Interface dataset entries:
____________________

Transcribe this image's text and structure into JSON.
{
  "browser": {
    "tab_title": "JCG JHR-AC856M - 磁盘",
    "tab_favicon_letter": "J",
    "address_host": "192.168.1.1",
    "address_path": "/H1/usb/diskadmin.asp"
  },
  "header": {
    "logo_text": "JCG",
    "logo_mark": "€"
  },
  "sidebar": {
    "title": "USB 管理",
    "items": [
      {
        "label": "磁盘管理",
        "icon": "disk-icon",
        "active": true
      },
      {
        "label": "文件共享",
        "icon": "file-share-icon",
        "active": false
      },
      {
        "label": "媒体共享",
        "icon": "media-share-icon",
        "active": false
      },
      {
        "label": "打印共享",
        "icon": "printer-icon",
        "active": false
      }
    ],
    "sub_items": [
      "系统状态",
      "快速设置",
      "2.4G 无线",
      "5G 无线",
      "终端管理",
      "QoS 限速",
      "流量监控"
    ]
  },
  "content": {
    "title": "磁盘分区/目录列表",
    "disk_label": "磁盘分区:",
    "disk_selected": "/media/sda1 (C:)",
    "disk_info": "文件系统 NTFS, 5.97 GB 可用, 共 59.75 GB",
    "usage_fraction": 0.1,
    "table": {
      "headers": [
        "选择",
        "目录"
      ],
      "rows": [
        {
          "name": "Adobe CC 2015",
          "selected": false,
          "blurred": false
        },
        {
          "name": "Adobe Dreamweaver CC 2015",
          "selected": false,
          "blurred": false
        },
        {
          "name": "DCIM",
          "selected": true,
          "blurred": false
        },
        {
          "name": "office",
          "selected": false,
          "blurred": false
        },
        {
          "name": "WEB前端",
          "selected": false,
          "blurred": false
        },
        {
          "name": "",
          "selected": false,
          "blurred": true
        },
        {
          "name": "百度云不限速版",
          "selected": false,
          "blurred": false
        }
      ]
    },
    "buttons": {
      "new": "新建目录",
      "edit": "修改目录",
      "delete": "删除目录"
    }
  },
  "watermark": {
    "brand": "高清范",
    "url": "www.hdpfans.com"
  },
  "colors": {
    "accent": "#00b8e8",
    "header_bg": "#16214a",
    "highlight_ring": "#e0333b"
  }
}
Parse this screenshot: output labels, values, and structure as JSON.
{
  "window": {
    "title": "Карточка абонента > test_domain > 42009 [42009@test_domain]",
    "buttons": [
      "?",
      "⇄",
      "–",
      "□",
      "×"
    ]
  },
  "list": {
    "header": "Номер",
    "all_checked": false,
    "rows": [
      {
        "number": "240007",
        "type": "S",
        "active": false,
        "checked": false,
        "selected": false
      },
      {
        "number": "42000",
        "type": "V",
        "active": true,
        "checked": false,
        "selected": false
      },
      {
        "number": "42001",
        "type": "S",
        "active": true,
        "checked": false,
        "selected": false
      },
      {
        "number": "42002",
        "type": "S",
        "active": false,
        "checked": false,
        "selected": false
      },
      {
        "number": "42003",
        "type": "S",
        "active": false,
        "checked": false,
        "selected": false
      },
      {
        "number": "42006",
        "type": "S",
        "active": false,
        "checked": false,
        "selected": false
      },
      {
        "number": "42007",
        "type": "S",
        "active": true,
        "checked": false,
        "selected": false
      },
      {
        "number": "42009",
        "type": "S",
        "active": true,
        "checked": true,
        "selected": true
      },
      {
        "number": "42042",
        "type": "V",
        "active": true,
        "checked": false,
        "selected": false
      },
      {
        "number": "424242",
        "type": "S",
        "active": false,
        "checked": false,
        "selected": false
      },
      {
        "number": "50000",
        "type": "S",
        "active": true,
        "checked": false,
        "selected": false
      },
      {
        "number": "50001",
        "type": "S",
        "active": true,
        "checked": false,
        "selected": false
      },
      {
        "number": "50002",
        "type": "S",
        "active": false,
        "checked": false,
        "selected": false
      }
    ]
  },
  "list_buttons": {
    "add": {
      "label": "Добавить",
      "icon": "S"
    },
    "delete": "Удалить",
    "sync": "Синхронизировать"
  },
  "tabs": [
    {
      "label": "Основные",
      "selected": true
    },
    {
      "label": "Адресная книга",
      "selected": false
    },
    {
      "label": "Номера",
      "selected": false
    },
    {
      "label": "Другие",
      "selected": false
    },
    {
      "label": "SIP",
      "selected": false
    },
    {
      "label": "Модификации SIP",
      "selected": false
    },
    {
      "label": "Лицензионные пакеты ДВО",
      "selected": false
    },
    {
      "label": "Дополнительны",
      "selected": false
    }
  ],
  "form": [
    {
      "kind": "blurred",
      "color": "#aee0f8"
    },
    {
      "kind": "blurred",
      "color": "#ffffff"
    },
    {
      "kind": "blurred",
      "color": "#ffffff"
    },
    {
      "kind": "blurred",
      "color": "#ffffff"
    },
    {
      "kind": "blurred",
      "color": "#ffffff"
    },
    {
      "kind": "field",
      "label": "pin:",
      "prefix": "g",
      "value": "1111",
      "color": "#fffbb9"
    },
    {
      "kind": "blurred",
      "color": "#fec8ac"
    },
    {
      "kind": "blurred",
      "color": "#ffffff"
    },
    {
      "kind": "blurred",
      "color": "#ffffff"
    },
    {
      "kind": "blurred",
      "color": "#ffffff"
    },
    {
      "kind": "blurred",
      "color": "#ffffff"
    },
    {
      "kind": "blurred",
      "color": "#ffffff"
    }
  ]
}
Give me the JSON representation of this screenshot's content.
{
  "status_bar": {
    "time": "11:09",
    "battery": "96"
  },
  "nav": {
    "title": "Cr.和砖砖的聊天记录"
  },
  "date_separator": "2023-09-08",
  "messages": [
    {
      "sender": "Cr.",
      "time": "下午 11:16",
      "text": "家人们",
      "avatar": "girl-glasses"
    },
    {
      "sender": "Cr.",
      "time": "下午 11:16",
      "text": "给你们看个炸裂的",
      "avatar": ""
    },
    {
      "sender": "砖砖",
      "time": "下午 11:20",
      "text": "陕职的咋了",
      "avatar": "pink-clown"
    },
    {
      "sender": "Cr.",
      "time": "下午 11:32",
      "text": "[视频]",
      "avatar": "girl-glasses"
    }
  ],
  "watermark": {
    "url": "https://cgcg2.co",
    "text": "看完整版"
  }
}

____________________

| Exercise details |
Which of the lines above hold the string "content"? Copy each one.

| Solution to the problem |
  "content": {
Give me the JSON representation of this screenshot's content.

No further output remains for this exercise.